◆ **Task**:
Look through the records below, and copy out every line that holds the string "JSON".

>>

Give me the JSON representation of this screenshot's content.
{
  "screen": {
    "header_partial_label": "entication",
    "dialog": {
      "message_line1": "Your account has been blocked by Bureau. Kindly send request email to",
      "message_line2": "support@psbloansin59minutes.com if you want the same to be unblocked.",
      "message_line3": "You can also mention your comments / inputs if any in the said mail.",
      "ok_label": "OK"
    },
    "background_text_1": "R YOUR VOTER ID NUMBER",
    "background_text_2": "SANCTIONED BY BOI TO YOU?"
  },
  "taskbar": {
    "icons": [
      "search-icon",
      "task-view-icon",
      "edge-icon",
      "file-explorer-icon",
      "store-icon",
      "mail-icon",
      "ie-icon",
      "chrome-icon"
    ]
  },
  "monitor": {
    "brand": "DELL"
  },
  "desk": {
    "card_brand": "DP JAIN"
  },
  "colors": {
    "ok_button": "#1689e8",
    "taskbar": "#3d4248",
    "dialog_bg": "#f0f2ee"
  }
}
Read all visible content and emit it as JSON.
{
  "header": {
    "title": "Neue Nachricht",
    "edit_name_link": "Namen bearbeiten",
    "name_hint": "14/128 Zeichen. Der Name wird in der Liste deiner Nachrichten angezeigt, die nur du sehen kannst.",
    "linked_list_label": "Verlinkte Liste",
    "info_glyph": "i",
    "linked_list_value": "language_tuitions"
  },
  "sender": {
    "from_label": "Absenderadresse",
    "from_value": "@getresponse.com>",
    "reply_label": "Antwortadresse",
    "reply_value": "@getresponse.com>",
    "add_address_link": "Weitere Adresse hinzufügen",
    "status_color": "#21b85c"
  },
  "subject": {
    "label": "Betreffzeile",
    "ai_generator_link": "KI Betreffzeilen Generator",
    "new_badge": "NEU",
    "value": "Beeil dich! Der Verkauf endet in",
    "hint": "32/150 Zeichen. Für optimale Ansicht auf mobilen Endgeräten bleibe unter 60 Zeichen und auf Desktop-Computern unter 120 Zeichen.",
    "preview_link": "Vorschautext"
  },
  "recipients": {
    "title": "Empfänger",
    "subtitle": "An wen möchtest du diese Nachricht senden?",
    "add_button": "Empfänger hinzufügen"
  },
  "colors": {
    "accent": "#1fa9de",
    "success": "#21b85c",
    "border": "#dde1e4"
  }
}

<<

◆ **Problem solution**:
Give me the JSON representation of this screenshot's content.
Read all visible content and emit it as JSON.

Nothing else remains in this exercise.